What is required:
Your answer should consist of every line from the records that holds the string "this".

Dataset entries:
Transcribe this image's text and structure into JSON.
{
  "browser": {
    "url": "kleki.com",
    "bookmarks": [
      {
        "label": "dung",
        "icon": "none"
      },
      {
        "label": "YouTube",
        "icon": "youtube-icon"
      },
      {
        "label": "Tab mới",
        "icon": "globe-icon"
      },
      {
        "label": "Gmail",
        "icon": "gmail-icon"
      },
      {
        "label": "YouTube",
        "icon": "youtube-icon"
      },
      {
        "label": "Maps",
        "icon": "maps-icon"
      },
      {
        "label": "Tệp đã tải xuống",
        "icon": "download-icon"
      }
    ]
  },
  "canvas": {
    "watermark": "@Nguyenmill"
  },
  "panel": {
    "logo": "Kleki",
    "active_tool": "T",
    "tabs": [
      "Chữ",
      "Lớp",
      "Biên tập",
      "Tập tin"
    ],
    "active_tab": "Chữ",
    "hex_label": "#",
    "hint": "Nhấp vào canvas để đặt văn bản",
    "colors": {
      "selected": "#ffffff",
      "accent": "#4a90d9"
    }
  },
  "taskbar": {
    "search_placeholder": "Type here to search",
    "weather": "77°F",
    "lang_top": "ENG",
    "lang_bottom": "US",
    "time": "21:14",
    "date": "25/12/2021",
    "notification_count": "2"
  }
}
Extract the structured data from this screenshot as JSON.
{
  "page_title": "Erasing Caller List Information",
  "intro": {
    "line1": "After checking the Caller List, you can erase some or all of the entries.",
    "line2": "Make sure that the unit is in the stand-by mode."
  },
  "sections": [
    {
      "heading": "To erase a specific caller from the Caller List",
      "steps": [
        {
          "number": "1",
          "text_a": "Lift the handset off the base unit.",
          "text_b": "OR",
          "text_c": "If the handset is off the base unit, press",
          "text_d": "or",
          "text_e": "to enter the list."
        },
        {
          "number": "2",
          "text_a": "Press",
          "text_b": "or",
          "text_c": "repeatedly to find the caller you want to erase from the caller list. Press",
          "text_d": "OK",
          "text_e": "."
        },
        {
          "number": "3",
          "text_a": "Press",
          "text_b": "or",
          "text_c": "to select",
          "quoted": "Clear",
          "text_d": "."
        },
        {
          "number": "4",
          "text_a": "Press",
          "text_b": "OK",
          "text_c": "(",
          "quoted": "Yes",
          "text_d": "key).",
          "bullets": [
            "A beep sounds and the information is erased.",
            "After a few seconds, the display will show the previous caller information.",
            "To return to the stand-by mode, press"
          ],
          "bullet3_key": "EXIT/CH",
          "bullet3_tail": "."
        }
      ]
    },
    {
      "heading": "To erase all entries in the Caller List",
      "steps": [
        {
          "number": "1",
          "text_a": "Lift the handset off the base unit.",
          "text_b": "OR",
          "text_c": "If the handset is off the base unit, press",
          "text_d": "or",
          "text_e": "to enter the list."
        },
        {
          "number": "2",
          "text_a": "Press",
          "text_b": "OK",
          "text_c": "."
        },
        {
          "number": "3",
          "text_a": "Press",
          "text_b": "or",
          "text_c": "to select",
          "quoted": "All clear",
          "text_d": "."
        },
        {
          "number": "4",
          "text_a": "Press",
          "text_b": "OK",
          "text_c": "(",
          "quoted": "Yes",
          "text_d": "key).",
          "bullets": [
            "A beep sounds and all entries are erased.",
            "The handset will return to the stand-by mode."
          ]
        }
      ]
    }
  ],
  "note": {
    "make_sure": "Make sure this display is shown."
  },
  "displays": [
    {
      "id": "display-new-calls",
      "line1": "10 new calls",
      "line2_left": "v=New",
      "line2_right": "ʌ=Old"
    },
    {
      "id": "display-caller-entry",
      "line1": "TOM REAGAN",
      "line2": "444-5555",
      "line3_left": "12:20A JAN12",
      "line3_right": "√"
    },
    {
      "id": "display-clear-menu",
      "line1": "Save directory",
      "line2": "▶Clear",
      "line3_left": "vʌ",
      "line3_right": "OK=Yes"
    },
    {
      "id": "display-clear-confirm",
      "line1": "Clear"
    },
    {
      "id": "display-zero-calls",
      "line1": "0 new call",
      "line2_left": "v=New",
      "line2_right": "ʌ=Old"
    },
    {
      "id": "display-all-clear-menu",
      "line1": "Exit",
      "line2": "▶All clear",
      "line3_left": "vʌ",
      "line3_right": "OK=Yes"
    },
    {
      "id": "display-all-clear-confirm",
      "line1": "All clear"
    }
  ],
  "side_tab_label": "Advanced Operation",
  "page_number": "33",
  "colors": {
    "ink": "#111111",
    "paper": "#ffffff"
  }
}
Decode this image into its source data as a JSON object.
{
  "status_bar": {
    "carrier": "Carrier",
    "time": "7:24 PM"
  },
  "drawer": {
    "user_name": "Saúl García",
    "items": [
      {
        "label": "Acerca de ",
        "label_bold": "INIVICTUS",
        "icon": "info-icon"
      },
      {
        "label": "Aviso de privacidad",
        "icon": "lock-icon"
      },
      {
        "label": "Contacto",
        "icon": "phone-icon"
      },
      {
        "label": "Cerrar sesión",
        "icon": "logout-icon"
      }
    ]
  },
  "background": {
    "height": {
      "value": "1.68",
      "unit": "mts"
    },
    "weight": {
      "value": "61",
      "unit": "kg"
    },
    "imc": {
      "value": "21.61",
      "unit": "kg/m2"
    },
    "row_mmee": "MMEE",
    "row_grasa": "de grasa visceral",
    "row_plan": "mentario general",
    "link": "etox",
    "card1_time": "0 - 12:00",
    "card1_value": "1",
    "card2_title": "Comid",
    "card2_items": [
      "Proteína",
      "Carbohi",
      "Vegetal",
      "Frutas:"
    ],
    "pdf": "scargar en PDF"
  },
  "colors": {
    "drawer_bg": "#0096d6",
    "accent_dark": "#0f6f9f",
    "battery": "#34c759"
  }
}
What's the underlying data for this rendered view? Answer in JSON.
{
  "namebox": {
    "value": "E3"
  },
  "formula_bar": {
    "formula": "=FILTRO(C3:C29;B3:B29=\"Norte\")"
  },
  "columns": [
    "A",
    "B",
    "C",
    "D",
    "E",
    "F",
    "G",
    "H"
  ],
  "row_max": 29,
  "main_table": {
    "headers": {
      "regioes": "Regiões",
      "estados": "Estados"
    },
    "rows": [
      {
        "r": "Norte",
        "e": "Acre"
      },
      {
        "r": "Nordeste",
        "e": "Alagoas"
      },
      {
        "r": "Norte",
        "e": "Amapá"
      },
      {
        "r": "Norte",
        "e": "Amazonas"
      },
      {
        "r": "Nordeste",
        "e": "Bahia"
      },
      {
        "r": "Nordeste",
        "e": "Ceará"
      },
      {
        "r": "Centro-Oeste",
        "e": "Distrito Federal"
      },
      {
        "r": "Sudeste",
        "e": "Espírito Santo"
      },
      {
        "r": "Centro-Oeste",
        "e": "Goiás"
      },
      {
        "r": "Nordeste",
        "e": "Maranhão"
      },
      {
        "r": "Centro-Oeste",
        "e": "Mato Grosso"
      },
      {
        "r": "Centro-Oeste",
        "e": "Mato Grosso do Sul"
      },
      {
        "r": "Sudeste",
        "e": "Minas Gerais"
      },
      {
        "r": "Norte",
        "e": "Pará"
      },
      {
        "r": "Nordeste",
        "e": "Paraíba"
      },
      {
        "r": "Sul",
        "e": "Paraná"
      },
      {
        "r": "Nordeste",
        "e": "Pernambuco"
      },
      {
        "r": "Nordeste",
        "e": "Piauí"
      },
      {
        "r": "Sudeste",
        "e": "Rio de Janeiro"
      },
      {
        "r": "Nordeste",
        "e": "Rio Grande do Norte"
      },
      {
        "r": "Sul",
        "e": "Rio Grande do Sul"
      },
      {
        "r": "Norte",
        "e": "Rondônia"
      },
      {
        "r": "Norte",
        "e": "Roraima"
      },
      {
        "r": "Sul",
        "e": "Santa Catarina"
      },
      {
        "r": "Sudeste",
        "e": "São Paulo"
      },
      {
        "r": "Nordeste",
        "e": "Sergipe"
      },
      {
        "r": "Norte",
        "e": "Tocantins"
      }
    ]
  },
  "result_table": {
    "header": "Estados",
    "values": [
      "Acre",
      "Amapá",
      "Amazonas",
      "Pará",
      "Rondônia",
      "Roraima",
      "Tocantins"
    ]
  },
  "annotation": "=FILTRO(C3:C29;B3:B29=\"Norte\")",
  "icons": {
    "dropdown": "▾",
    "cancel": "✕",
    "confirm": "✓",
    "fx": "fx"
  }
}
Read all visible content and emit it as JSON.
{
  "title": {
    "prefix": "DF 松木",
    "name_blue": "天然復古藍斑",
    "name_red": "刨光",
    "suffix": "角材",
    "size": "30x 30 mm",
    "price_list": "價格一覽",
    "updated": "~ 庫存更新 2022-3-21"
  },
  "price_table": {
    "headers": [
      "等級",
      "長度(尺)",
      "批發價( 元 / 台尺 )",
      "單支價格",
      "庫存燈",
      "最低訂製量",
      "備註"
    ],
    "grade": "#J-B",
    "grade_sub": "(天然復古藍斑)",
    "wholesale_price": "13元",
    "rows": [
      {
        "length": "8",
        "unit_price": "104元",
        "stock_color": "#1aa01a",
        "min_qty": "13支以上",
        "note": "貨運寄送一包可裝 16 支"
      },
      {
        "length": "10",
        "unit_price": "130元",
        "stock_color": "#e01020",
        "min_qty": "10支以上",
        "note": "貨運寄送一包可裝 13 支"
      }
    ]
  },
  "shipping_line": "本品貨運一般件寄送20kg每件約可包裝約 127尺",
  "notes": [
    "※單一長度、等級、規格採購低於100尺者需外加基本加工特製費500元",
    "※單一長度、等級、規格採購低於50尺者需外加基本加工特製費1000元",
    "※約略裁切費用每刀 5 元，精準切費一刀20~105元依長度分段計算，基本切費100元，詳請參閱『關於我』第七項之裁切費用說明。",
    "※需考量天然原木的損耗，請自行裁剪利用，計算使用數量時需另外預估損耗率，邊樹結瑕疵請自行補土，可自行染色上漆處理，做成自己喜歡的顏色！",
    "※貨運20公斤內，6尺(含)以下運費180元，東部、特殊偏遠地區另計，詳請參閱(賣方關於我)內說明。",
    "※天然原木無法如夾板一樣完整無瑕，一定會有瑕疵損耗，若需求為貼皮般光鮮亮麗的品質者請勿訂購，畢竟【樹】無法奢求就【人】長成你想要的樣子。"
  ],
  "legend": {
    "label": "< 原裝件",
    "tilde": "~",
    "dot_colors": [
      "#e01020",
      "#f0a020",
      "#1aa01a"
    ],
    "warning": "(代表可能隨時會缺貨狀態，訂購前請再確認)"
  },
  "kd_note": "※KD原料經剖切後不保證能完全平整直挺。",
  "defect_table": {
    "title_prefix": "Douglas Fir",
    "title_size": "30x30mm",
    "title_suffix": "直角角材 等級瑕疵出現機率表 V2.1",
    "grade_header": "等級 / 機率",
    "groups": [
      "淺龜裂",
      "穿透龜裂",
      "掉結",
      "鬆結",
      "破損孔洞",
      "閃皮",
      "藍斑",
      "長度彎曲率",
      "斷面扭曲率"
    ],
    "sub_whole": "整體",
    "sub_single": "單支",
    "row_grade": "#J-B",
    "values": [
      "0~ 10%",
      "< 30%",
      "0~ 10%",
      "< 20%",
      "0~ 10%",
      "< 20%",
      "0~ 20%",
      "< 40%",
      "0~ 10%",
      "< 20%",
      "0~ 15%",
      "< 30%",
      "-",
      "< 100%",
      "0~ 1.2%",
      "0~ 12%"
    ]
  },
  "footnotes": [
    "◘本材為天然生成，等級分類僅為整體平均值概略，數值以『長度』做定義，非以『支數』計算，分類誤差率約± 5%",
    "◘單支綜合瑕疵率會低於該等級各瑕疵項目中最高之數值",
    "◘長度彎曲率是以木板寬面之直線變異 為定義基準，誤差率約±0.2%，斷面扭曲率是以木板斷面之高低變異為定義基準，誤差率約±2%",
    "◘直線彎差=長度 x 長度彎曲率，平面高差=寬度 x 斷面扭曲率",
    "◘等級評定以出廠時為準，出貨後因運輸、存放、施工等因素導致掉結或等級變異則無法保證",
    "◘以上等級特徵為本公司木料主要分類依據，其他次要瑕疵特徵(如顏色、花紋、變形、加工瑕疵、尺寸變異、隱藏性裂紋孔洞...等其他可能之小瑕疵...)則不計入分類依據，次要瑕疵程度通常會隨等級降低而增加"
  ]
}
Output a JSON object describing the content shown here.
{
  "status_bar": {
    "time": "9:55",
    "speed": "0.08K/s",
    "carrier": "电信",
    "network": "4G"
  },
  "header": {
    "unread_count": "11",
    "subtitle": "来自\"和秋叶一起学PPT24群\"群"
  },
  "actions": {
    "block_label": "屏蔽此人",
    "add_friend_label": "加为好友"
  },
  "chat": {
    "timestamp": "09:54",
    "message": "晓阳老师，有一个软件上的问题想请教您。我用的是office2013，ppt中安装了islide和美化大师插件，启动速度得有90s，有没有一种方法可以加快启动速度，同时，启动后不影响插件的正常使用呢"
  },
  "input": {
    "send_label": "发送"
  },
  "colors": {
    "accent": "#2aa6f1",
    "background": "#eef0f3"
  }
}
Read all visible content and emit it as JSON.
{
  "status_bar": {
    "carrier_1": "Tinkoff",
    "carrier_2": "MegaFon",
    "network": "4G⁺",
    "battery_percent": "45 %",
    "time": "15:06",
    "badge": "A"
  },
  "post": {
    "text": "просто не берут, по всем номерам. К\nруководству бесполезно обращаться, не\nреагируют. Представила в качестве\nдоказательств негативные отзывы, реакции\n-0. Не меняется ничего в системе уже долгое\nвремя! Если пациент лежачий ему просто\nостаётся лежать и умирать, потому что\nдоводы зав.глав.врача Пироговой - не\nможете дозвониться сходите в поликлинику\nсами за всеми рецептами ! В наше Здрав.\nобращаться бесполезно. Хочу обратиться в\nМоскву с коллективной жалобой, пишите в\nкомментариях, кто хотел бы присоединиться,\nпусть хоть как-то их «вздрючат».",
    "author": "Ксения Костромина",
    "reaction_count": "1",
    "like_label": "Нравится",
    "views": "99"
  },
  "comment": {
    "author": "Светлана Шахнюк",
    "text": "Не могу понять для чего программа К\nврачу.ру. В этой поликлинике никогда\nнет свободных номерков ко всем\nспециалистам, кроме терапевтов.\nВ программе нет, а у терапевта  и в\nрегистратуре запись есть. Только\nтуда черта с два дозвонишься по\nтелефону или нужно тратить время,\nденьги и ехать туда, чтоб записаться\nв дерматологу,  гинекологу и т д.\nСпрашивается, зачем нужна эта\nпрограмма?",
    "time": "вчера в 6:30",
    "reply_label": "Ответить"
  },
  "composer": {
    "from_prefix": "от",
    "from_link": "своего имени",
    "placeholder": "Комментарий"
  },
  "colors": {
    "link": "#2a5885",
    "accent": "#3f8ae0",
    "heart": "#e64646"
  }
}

Output of the exercise:
Transcribe this image's text and structure into JSON.
Extract the structured data from this screenshot as JSON.
    "make_sure": "Make sure this display is shown."
Decode this image into its source data as a JSON object.
What's the underlying data for this rendered view? Answer in JSON.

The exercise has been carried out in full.